Most biographies become popular as a result of a historian's dogged research but "Alexander Hamilton," the book, has acquired its remarkable fame after it was made into a hit play on Broadway.
"Alexander Hamilton" was written in 2006 by Ron Chernow, and returns to the best seller list now because of the hugely successful stage production.
Chernow brings much detail to the text, including Hamilton's creation of what became the U.S. Coast Guard.
Newburyport is the birthplace of the Coast Guard, which Your Scribe confirmed last week.
I traveled to the Coast Guard Museum in New London, CT, where the museum is sited on the campus of the Coast Guard Academy.
And there it was: Words that stated the service started in Newburyport because the first revenue cutter, the Massachusetts, was built here.
Hamilton was Secretary of the Treasury, and in 1789 he realized the struggling young republic had few sources of revenue.
So he started a fleet of "revenue cutters" which were small (60 feet) vessels to collect tariffs and stop smuggling.
Ten cutters were ordered. Hamilton instructed that they be built in different ports so that numerous communities could benefit.
Newburyport built two, the Massachusetts and the Pickering.

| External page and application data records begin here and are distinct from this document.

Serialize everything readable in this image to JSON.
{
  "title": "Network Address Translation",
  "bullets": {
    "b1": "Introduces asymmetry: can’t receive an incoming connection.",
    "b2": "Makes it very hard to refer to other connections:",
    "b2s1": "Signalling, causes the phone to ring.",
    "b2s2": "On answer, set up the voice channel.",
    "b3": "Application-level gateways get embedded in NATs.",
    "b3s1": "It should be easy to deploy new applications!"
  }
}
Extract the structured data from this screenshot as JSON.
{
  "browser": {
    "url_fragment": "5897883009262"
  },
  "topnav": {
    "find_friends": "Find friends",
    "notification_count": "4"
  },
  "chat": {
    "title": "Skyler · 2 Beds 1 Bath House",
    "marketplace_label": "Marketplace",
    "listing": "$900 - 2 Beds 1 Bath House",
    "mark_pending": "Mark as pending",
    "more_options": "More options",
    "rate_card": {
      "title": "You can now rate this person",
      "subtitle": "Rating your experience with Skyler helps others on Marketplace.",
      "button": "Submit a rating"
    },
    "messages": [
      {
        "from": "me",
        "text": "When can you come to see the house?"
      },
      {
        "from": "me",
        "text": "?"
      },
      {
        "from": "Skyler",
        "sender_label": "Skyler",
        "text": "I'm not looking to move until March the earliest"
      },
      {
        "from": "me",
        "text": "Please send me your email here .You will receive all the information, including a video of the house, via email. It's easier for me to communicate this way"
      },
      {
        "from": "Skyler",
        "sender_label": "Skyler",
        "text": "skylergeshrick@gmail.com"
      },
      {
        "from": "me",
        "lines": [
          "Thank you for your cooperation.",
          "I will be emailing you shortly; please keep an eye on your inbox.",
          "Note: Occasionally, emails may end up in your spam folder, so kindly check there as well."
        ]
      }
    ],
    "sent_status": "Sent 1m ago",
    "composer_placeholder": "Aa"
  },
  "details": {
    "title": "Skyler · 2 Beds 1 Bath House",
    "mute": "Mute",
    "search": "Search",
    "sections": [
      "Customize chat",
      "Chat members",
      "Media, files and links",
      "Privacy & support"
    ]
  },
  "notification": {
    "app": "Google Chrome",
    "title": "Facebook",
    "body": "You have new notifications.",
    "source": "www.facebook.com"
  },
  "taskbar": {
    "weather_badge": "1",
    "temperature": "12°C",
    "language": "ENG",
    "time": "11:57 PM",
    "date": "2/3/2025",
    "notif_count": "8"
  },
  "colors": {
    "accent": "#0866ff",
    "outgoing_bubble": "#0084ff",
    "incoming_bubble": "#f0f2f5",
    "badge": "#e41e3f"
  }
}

Most of "Hamilton" is about subjects not relating to maritime expansion but Chernow does say that Hamilton and President George Washington put in a lot of time on deciding how big the cutters should be, how many men would staff them, and how many guns they would carry.
These revenue cutters served as the starting point of the U.S Coast Guard, officially so named in 1915.
A few things about "Hamilton":
- I could not read this as a book. Too much material. I listened to it on audio and loved it.
- The energetic, ambitious Hamilton was a rake with women, and was blackmailed by a married woman whose (knowing) husband sent the demand letters.
- Hamilton's 20-something son also died in a duel of honor. Alexander Hamilton was devastated but months later went out and did the same thing - with the same result.